>>>
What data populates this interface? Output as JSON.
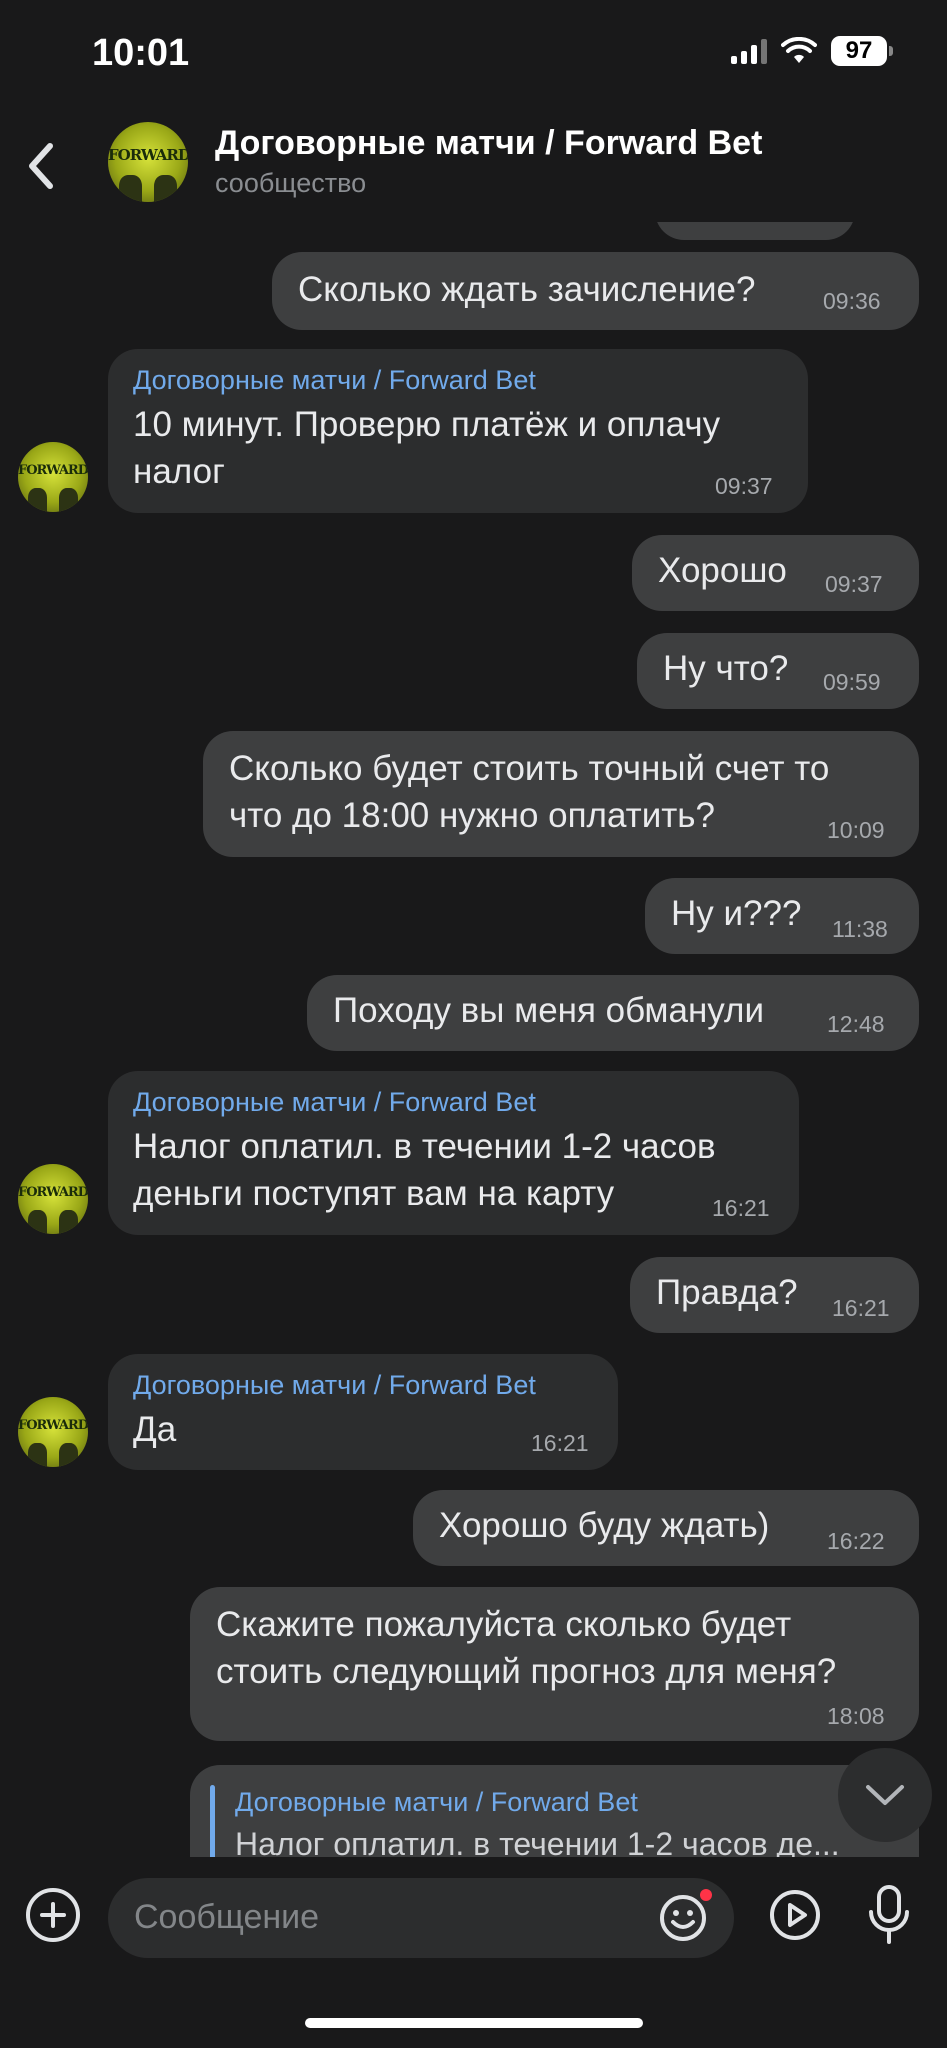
{
  "status_bar": {
    "time": "10:01",
    "battery": "97"
  },
  "header": {
    "title": "Договорные матчи / Forward Bet",
    "subtitle": "сообщество",
    "avatar_text": "FORWARD"
  },
  "messages": [
    {
      "text": "Сколько ждать зачисление?",
      "time": "09:36"
    },
    {
      "sender": "Договорные матчи / Forward Bet",
      "text": "10 минут. Проверю платёж и оплачу\nналог",
      "time": "09:37"
    },
    {
      "text": "Хорошо",
      "time": "09:37"
    },
    {
      "text": "Ну что?",
      "time": "09:59"
    },
    {
      "text": "Сколько будет стоить точный счет то\nчто до 18:00 нужно оплатить?",
      "time": "10:09"
    },
    {
      "text": "Ну и???",
      "time": "11:38"
    },
    {
      "text": "Походу вы меня обманули",
      "time": "12:48"
    },
    {
      "sender": "Договорные матчи / Forward Bet",
      "text": "Налог оплатил. в течении 1-2 часов\nденьги поступят вам на карту",
      "time": "16:21"
    },
    {
      "text": "Правда?",
      "time": "16:21"
    },
    {
      "sender": "Договорные матчи / Forward Bet",
      "text": "Да",
      "time": "16:21"
    },
    {
      "text": "Хорошо буду ждать)",
      "time": "16:22"
    },
    {
      "text": "Скажите пожалуйста сколько будет\nстоить следующий прогноз для меня?",
      "time": "18:08"
    },
    {
      "reply_sender": "Договорные матчи / Forward Bet",
      "reply_text": "Налог оплатил. в течении 1-2 часов де..."
    }
  ],
  "composer": {
    "placeholder": "Сообщение"
  },
  "icons": {
    "back": "chevron-left-icon",
    "attach": "plus-circle-icon",
    "emoji": "smile-icon",
    "video": "play-circle-icon",
    "mic": "microphone-icon",
    "scroll": "chevron-down-icon"
  },
  "colors": {
    "accent": "#71aaeb",
    "badge": "#ff3347",
    "background": "#19191a"
  }
}
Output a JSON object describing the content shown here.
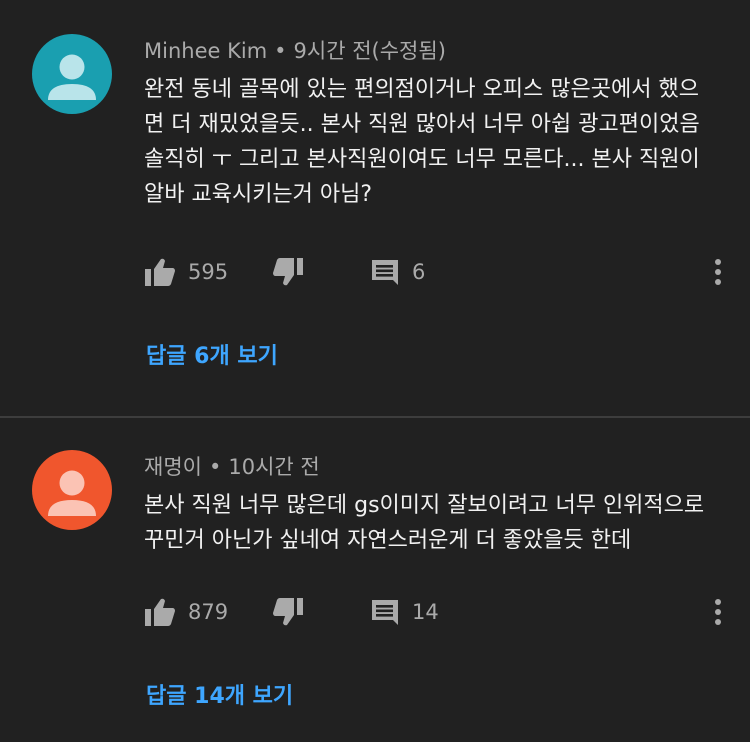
{
  "comments": [
    {
      "author": "Minhee Kim",
      "separator": "•",
      "time": "9시간 전(수정됨)",
      "avatar_color": "#1a9fb0",
      "text_lines": [
        "완전 동네 골목에 있는 편의점이거나 오피스 많은곳에서 했으",
        "면 더 재밌었을듯.. 본사 직원 많아서 너무 아쉽 광고편이었음",
        "솔직히 ㅜ 그리고 본사직원이여도 너무 모른다... 본사 직원이",
        "알바 교육시키는거 아님?"
      ],
      "likes": "595",
      "replies_count": "6",
      "view_replies": "답글 6개 보기"
    },
    {
      "author": "재명이",
      "separator": "•",
      "time": "10시간 전",
      "avatar_color": "#f0562d",
      "text_lines": [
        "본사 직원 너무 많은데 gs이미지 잘보이려고 너무 인위적으로",
        "꾸민거 아닌가 싶네여 자연스러운게 더 좋았을듯 한데"
      ],
      "likes": "879",
      "replies_count": "14",
      "view_replies": "답글 14개 보기"
    }
  ],
  "icons": {
    "like": "thumbs-up-icon",
    "dislike": "thumbs-down-icon",
    "reply": "comment-icon",
    "more": "more-vert-icon"
  },
  "colors": {
    "background": "#212121",
    "link": "#3ea6ff",
    "secondary_text": "#aaaaaa"
  }
}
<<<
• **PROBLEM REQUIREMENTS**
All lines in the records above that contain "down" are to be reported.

• **RESULT OF THIS EXERCISE**
    "scroll": "chevron-down-icon"
    "dislike": "thumbs-down-icon",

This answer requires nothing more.